### What the task requires:
Report each line from the data below that holds the word "cancel".

[Dataset rows for apps and sites]
▬▬▬▬▬▬
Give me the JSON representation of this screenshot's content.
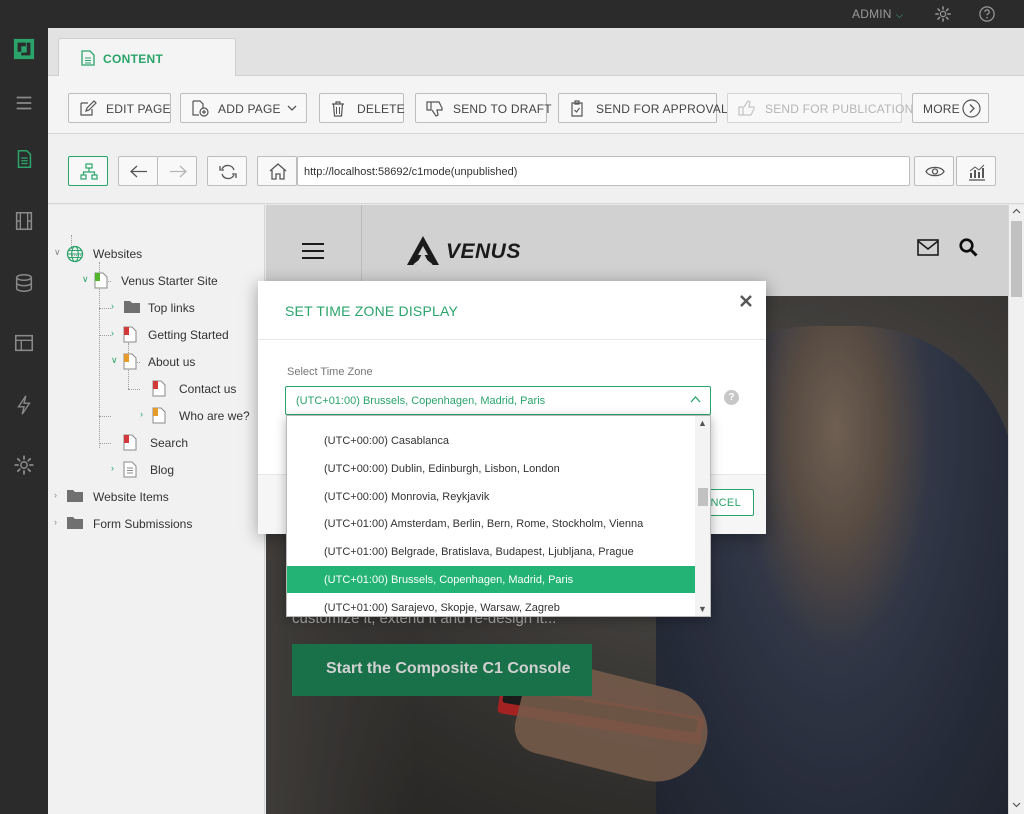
{
  "topbar": {
    "user": "ADMIN"
  },
  "tab": {
    "label": "CONTENT"
  },
  "toolbar": {
    "edit_page": "EDIT PAGE",
    "add_page": "ADD PAGE",
    "delete": "DELETE",
    "send_to_draft": "SEND TO DRAFT",
    "send_for_approval": "SEND FOR APPROVAL",
    "send_for_publication": "SEND FOR PUBLICATION",
    "more": "MORE"
  },
  "address": {
    "url": "http://localhost:58692/c1mode(unpublished)"
  },
  "tree": {
    "websites": "Websites",
    "site": "Venus Starter Site",
    "top_links": "Top links",
    "getting_started": "Getting Started",
    "about_us": "About us",
    "contact_us": "Contact us",
    "who_are_we": "Who are we?",
    "search": "Search",
    "blog": "Blog",
    "website_items": "Website Items",
    "form_submissions": "Form Submissions"
  },
  "preview": {
    "brand": "VENUS",
    "tagline": "customize it, extend it and re-design it...",
    "cta": "Start the Composite C1 Console"
  },
  "dialog": {
    "title": "SET TIME ZONE DISPLAY",
    "field_label": "Select Time Zone",
    "selected": "(UTC+01:00) Brussels, Copenhagen, Madrid, Paris",
    "help": "?",
    "cancel": "CANCEL"
  },
  "dropdown": {
    "options": [
      "(UTC+00:00) Casablanca",
      "(UTC+00:00) Dublin, Edinburgh, Lisbon, London",
      "(UTC+00:00) Monrovia, Reykjavik",
      "(UTC+01:00) Amsterdam, Berlin, Bern, Rome, Stockholm, Vienna",
      "(UTC+01:00) Belgrade, Bratislava, Budapest, Ljubljana, Prague",
      "(UTC+01:00) Brussels, Copenhagen, Madrid, Paris",
      "(UTC+01:00) Sarajevo, Skopje, Warsaw, Zagreb"
    ],
    "selected_index": 5
  },
  "colors": {
    "accent": "#2aa46b",
    "selected_option": "#23b374",
    "cta": "#1f8a5a",
    "dark_rail": "#2b2b2b"
  }
}
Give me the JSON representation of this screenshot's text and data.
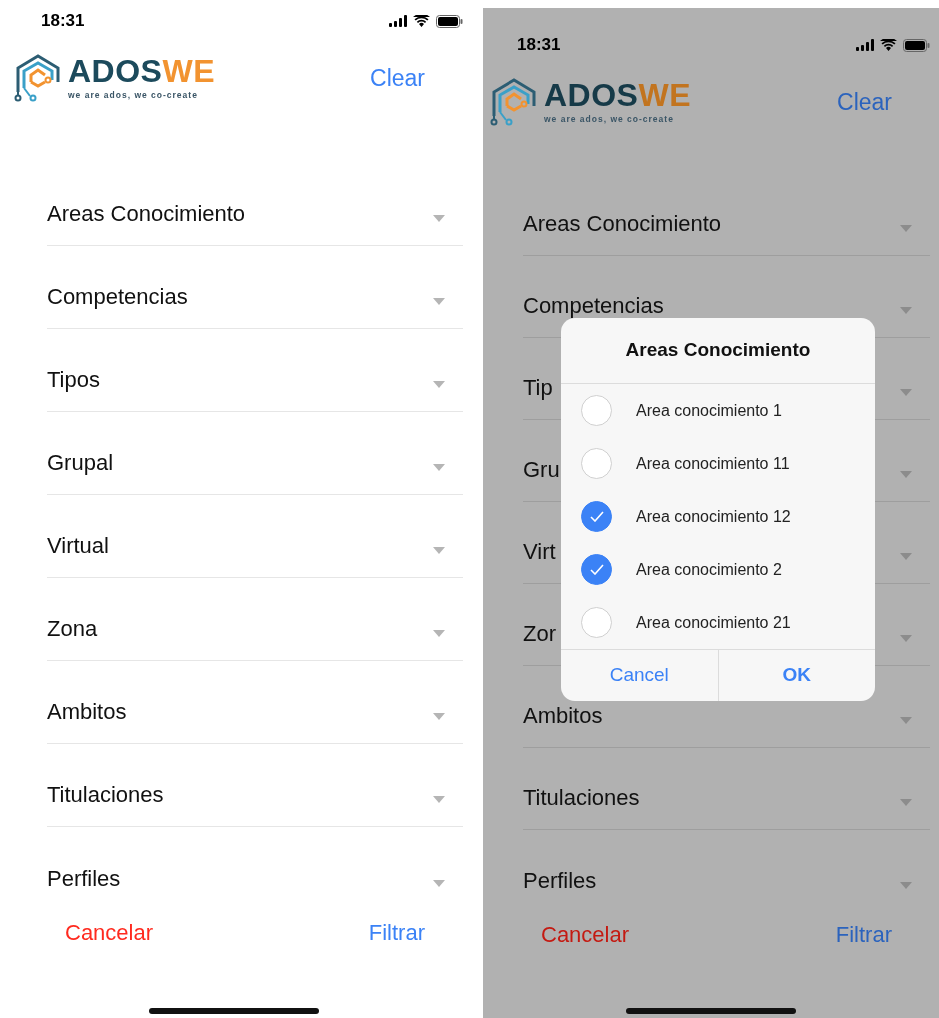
{
  "screens": [
    {
      "dimmed": false,
      "status_bar": {
        "time": "18:31"
      },
      "logo": {
        "word": "ADOS",
        "accent": "WE",
        "tagline": "we are ados, we co-create"
      },
      "clear": "Clear",
      "filters": [
        "Areas Conocimiento",
        "Competencias",
        "Tipos",
        "Grupal",
        "Virtual",
        "Zona",
        "Ambitos",
        "Titulaciones",
        "Perfiles"
      ],
      "cancel": "Cancelar",
      "submit": "Filtrar"
    },
    {
      "dimmed": true,
      "status_bar": {
        "time": "18:31"
      },
      "logo": {
        "word": "ADOS",
        "accent": "WE",
        "tagline": "we are ados, we co-create"
      },
      "clear": "Clear",
      "filters": [
        "Areas Conocimiento",
        "Competencias",
        "Tip",
        "Gru",
        "Virt",
        "Zor",
        "Ambitos",
        "Titulaciones",
        "Perfiles"
      ],
      "cancel": "Cancelar",
      "submit": "Filtrar",
      "dialog": {
        "title": "Areas Conocimiento",
        "options": [
          {
            "label": "Area conocimiento 1",
            "checked": false
          },
          {
            "label": "Area conocimiento 11",
            "checked": false
          },
          {
            "label": "Area conocimiento 12",
            "checked": true
          },
          {
            "label": "Area conocimiento 2",
            "checked": true
          },
          {
            "label": "Area conocimiento 21",
            "checked": false
          }
        ],
        "cancel": "Cancel",
        "ok": "OK"
      }
    }
  ]
}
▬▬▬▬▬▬
### Solution:
    "cancel": "CANCEL"
      "cancel": "Cancelar",
      "cancel": "Cancelar",
        "cancel": "Cancel",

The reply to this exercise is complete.